The Queen's announcement confirms the validity of Mount Royal’s decision to forgo offering foundational baccalaureate degrees as a college, according to Mount Royal President Dr. Dave Marshall.
“Across the country, universities are doing what we suggested would happen,” says Marshall. “As more and more non-accredited institutions develop degree programs, universities are going to make explicit statements about who’s admissible to their institutions. I suspect that Queen's is only the first of many other institutions who are planning to make it clear to applicants that, unless you come from an AUCC accredited institution, admission to their programs will be exceedingly difficult.”
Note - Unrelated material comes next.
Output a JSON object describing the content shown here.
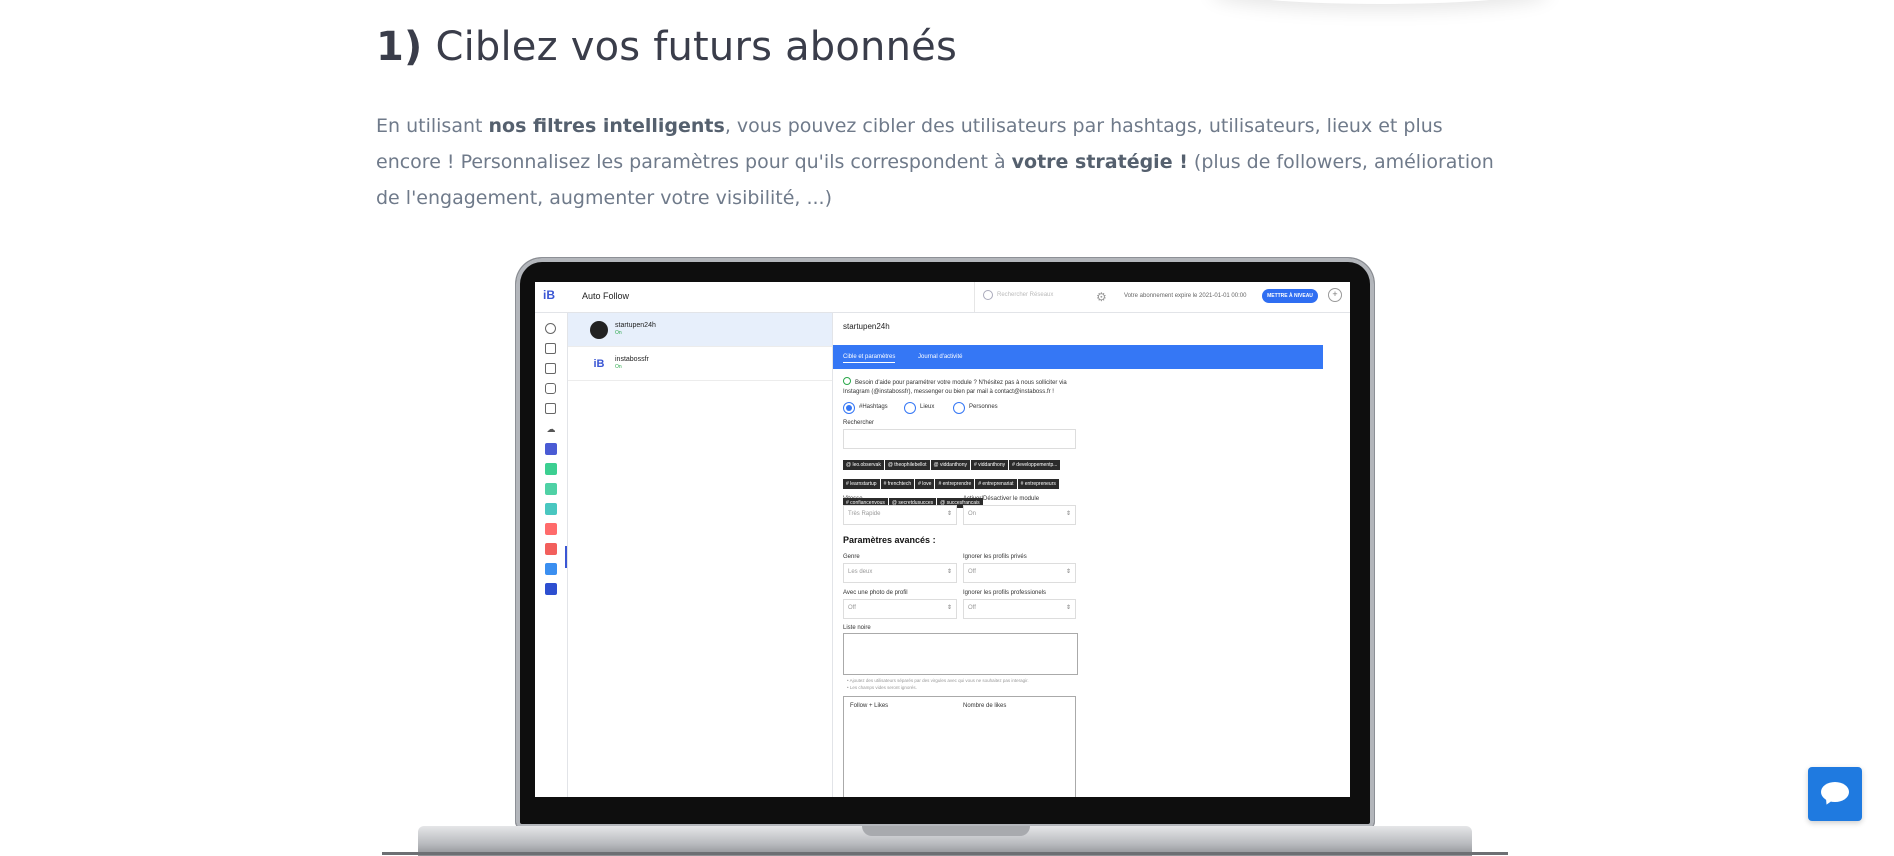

Marshall explains that such policies have been motivated by the incredible growth in the number and variety of post-secondary options available to students in the past decade. “While all of the options are valid, some credentials are meant to prepare students for the workplace and not for graduate study,” he says. “Universities are experiencing a greater need to establish guidelines around the kind of preparation students require to enter their graduate programs.
“I think all of the evidence around the country suggests that Mount Royal’s decision to only move ahead with foundational degrees as an AUCC-accredited university is absolutely right.”
Skip Triplett, President of Kwantlen University College in B.C., agrees.
“Kwantlen [not an AUCC member] has experienced some difficulty with getting our graduates into programs outside of British Columbia,” says Triplett. “In B.C., we have no problem because our major universities understand who we are. Last summer, however, we were engaged in a mini-war with the University of Alberta because one of our Bachelor of Business Administration graduates had been rejected from a program because Kwantlen is not considered an eligible institution.
“I wrote to the university in support of her application, and the dean wrote as well. When you’re not eligible, you’ve got to do it graduate by graduate, department by department and school by school. We haven’t failed in our efforts, but we’ve had to spend a lot of time to get our students admitted to graduate programs.
“It is a battle, mostly because of the name ‘university college’ and our lack of AUCC membership. The AUCC has no official power, but it is very powerful.”
Kwantlen will continue offering baccalaureate degrees and plans to apply again for AUCC membership in 2007.
In Alberta, it has been rumoured that Grant MacEwan College plans to seek degree-granting status as a college through Bill 43.
As for Mount Royal’s proposed mandate change, Marshall feels that there is growing support in the Calgary community for a new university. “We’re making change the appropriate way,” he says. “Changing people’s minds takes time and education.”